Li, P., Zhang, N., Ping, F., Gao, Y., & Cao, L. (2019). lncRNA SCAL1 inhibits inducible nitric oxide synthase in lung cells under high‑glucose conditions. Experimental and Therapeutic Medicine, 18, 1831-1836. https://doi.org/10.3892/etm.2019.7729
MLA
Li, P., Zhang, N., Ping, F., Gao, Y., Cao, L."lncRNA SCAL1 inhibits inducible nitric oxide synthase in lung cells under high‑glucose conditions". Experimental and Therapeutic Medicine 18.3 (2019): 1831-1836.
Chicago
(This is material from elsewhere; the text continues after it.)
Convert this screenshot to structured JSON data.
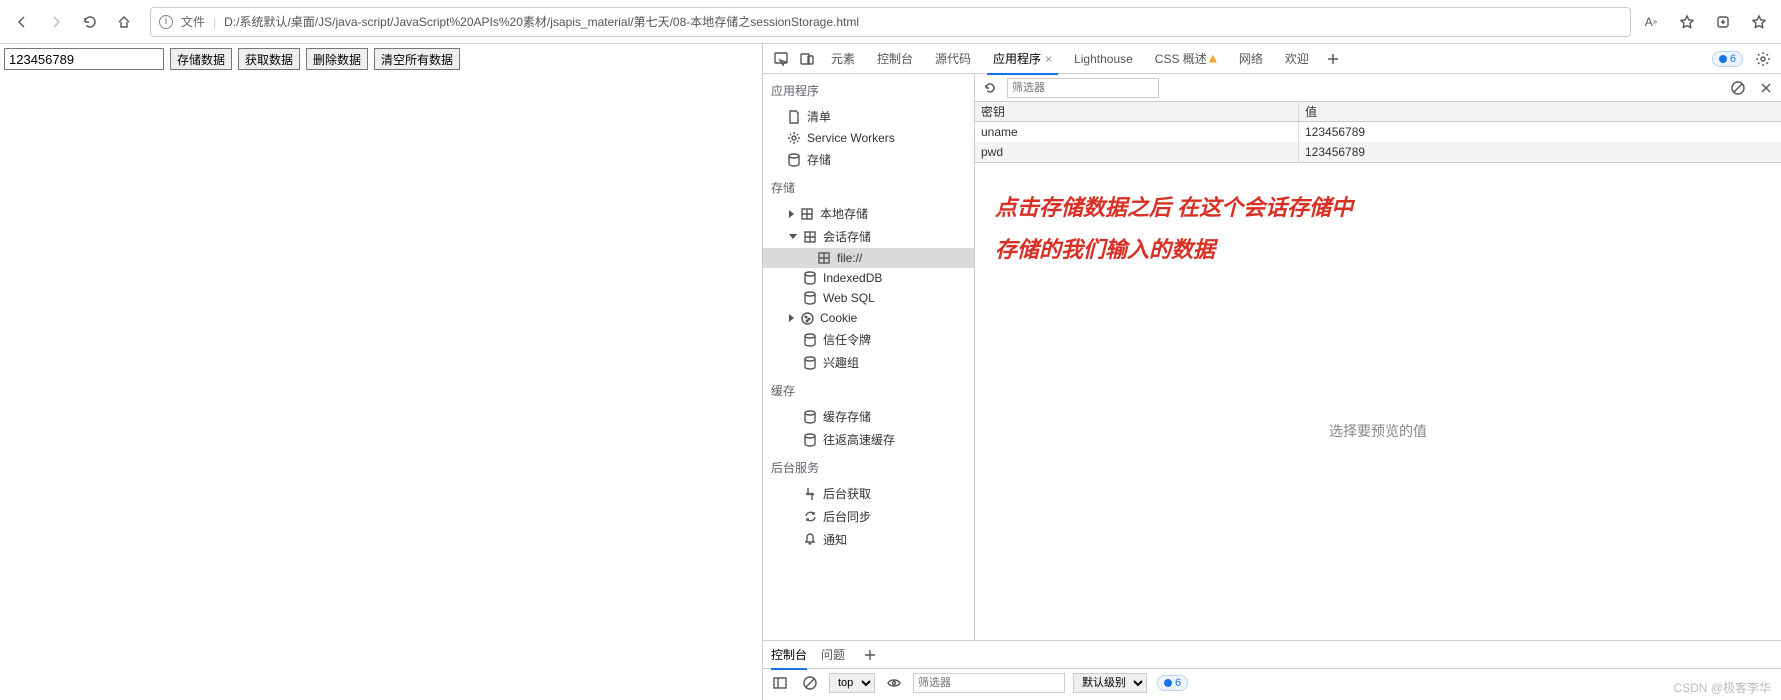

Li, P., Zhang, N., Ping, F., Gao, Y., Cao, L."lncRNA SCAL1 inhibits inducible nitric oxide synthase in lung cells under high‑glucose conditions". Experimental and Therapeutic Medicine 18, no. 3 (2019): 1831-1836. https://doi.org/10.3892/etm.2019.7729